1. Fact-drop in conversation
You’ve probably heard it a hundred times by now, but teaching someone what you’ve been revising really helps you to absorb information. Don’t sit down formally when you do this; forget about finding a whiteboard and setting questions – maybe just drop in a fact or three when you’re doing the washing up. People won’t be expecting to hear something about invisible numbers, and their confusion will allow you to expand and explain what you know.
2. Act it out
Whether you’re revising Hamlet, the Wars of the Roses, or ionic bonding, why not round up a group of friends in the same situation as you, and act it out? Assign roles, chat about how certain characters/historical figures/particles should act, and see if you can depict your scene as close to perfect as possible. Not only will you be able to think about your character’s lines, but also get inside their heads – how did Ophelia feel when Hamlet rejected her? Can you re-enact the strategy used at the Battle of Bosworth? How many electrons must bond to create hydrogen peroxide? Gather up as many props as possible, and put your revision into action.
3. Listen to music
Everyone can remember the lyrics to their favourite song, so why doesn’t this work for the formulas in your maths textbook? Try to write your own song, incorporating any and all facts, formulas, and fiction that you need to revise. For those of you studying meter and rhyme for English – look no further than lit-hop. Shakespeare was the original hip-hop master, so try and rap some of his verses. For a great example, check out MC Lars – covering Hamlet to Poe, his songs will have you humming along as you easily write an essay in your exam-hall.
4. Play games
No, not online games: step away from the laptop. Could you recreate I’m a Celeb, with horrible forfeits for contestants who get questions or tasks wrong? How about turning Henry VIII and his problematic love-life into an episode of Take Me Out? You’ll be surprised how much you can remember when you’re against the clock, and have a plate of your best mate’s ‘cakes’ in front of you…
5. Argue with someone
For once, your nearest and dearest might be glad to hear you get into a ‘heated debate’. Pick a side, and argue yourself into the ground for it – just like you would in an essay (tip: you may need to give your opponent some notes to help them out!). If there are enough of you in a study group, why not organise yourself into a court-room format? Have the defence, prosecution, judge, defendant and witnesses – it should clear up any confusion over lines of argument, and will be easy to transcribe onto paper when you write it all up later (all courts have a reporter, remember!).
6. Read, read, read
Read your core texts, read critical commentaries, read around the area - read everything you can get your hands on. It goes without saying that the more you explore a subject, the deeper your knowledge will be, but this process also helps to consolidate what you already know.
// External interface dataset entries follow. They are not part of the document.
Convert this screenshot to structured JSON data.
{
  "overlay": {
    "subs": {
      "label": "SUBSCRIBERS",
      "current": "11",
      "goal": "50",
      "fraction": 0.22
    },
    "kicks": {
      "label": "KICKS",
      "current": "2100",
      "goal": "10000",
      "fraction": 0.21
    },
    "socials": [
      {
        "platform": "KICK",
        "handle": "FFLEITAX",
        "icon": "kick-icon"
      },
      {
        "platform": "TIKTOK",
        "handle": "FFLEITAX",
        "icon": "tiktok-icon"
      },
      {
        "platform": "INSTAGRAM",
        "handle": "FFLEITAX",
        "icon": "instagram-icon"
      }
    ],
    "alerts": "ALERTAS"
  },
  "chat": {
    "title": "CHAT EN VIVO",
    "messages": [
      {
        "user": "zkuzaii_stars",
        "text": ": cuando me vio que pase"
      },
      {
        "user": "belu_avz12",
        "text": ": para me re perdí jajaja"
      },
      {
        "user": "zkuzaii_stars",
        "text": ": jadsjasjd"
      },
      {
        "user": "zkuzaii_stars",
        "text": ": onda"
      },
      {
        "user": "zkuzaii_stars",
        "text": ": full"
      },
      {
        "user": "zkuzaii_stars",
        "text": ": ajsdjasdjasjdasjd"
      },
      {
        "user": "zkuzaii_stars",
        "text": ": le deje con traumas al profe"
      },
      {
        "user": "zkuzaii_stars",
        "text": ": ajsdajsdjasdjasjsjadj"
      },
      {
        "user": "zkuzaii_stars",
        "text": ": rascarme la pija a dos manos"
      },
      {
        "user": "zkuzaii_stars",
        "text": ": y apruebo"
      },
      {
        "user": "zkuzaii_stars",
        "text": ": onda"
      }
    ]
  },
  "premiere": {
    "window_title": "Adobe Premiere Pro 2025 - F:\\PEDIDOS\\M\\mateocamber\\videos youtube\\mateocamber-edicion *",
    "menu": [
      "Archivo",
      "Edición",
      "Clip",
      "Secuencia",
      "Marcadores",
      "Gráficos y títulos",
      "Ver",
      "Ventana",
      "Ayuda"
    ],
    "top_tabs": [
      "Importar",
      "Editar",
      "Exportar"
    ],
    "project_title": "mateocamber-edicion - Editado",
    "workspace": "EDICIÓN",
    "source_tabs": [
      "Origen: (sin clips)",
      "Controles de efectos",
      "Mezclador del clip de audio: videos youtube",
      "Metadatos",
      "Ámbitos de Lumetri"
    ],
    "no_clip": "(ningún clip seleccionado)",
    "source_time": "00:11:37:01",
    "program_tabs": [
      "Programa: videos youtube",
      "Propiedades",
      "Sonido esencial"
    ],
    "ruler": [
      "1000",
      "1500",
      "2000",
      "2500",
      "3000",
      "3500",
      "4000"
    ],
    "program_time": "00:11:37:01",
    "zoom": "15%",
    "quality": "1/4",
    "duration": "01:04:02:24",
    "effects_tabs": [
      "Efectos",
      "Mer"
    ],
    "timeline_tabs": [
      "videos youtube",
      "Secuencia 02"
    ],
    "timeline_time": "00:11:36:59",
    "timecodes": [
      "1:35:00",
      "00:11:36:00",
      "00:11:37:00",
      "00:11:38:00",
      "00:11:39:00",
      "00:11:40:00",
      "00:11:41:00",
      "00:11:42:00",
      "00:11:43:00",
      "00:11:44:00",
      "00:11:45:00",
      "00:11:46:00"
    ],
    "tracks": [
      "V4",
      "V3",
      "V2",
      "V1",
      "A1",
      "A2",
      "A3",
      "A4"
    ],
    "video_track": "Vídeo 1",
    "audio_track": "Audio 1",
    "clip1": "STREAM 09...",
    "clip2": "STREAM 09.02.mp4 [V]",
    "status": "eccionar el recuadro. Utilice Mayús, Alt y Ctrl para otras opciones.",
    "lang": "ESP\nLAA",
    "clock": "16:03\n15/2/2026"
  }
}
Books are meant to be engaged with, as well as read, so if you have a brilliant point, question, or summary, write it down. Books look best when they are worn-out, well-read, and written all over (although maybe use a piece of paper if it’s a library book).
7. Listen to the experts
If you live in a university town, make the most of it! The majority of universities hold guest lectures on a frequent basis, so if your subject is coming up, book a space and go along. If you don’t live within easy reach of a university, go online! The TED Talks are a brilliant way to hear experts talking about their subjects, and it’s all completely free. Hearing someone talk about a subject they’re passionate about not only reinforces what you already know, but works as a brilliant motivational tool: enthusiasm is contagious.
8. Go outside
I don’t mean revising in the sun – we’ve all tried it, and we’ve all come away with lovely tans and empty books. Do something active: if you’re revising skeletal systems, muscle groups, or biological processes, borrow a human (or a cat), find some post-it notes, and get labelling. Try taking a walk around your area; you’ll be surprised how much will remind you of the work you’re doing, and it’s a great way to think over what you’ve revised, without any distractions like Twitter, the TV, or Facebook.
9. Watch stuff
If you’re studying something that lends itself to a play or film, it’s well worth taking a look. This does not mean you should substitute reading the original, but instead you’ll get a more rounded view of your particular text. Shakespeare wrote his plays to be performed and enjoyed, not despaired over and analysed, so obey the Bard’s wishes, and see it on stage. You’ll be surprised how much easier it is to remember lines, character traits, and themes once you’ve seen it in acted out before you.
10. Get interested
Why did you pick this subject in the first place? Go back to your roots and rediscover your passion for the subject. Whether you need to take an hour off revision to read your favourite book, get inspired by science all over again, or dig out your geographical past – it’s worth it. As soon as you start enjoying something, and want to learn, the whole process gets a trillion times easier – and I’m not exaggerating. Not in the slightest.
Find ways to incorporate what you love into revision: whether that’s sketching your notes into comic strips, making stories out of scientific reactions, or dressing your cat up, don’t stay sat down, get away from the computer, and forget that you’re meant to hate revising.
This post was written by Anu Jagota of Justin Craig Education, who provide GCSE and A-Level revision courses. Visit them online at www.justincraig.ac.uk